What is the plantar fascia?
This is a thick sheet of tissue on the sole of the foot which runs from the heel bone (calcaneus) to the bones in your forefoot (metatarsal heads). This strong tissue is important in maintaining the arch of your foot and can withstand significant loads.
The plantar fascia also has some connections to the Achilles tendon which is the tendon of your calf muscles.
Plantar Fasciitis is a painful process where there is inflammation and overuse damage to the plantar fascia where it attaches to the heel bone. The pain is typically worse in the morning especially the first few steps out of bed. It also flares up after prolonged periods standing or walking. The pain is located around the inside of the heel and can be reproduced by applying pressure to the area. X-Rays may sometimes show calcaneal spurs but these are NOT the cause of the heel pain but rather a result of the process causing the problem.
Plantar fasciitis is usually a self limiting process that improves with time. This however, often takes several months. In the cases where simple measures including rest, change of foot wear and simple pain killer tablets have failed to make a difference the following measures are effective:

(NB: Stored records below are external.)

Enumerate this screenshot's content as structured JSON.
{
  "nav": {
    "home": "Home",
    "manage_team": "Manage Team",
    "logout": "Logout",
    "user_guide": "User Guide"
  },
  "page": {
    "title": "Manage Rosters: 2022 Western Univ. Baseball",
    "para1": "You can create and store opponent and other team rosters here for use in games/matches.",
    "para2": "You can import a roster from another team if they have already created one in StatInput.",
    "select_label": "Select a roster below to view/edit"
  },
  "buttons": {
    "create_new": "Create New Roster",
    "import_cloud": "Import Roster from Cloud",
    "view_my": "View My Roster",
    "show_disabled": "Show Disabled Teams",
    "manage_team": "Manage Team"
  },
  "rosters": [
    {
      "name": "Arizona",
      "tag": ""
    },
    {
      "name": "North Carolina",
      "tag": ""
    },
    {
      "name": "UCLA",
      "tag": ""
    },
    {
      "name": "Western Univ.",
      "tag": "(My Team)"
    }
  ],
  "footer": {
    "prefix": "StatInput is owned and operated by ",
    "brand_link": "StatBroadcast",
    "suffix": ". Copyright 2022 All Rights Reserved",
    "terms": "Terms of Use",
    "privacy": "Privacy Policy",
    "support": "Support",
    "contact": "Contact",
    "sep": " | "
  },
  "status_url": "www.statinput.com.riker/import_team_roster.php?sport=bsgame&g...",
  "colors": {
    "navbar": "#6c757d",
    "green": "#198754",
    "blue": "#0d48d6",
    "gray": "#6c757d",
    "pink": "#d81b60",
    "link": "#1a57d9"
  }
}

- Physiotherapy to stretch the calf muscle complex which is the most effective method of reducing the stress in the plantar fascia.
- Night splints to stretch the calf muscles and plantar fascia.
- Use of gel insoles to cushion the heel bone.
- Foot & Ankle
- Anterior Cruciate Ligament Rupture
- Medial Collateral Ligament Tear
- Meniscus Tears
- Osteoarthritis of the Knee
- Patella (Knee Cap) Dislocation
- Patella Chrondromalacia
- Patella Tendonitis
- Posterior Cruciate Ligament Injury
- Acromio-clavicular joint pathology
- Biceps tendinopathy
- Frozen Shoulder
- Instability and shoulder dislocation
- Rheumatoid Arthritis
- Rotator cuff tear
- Scapular Dyskinesia
- Septic Arthritis
- Paediatric Orthopaedics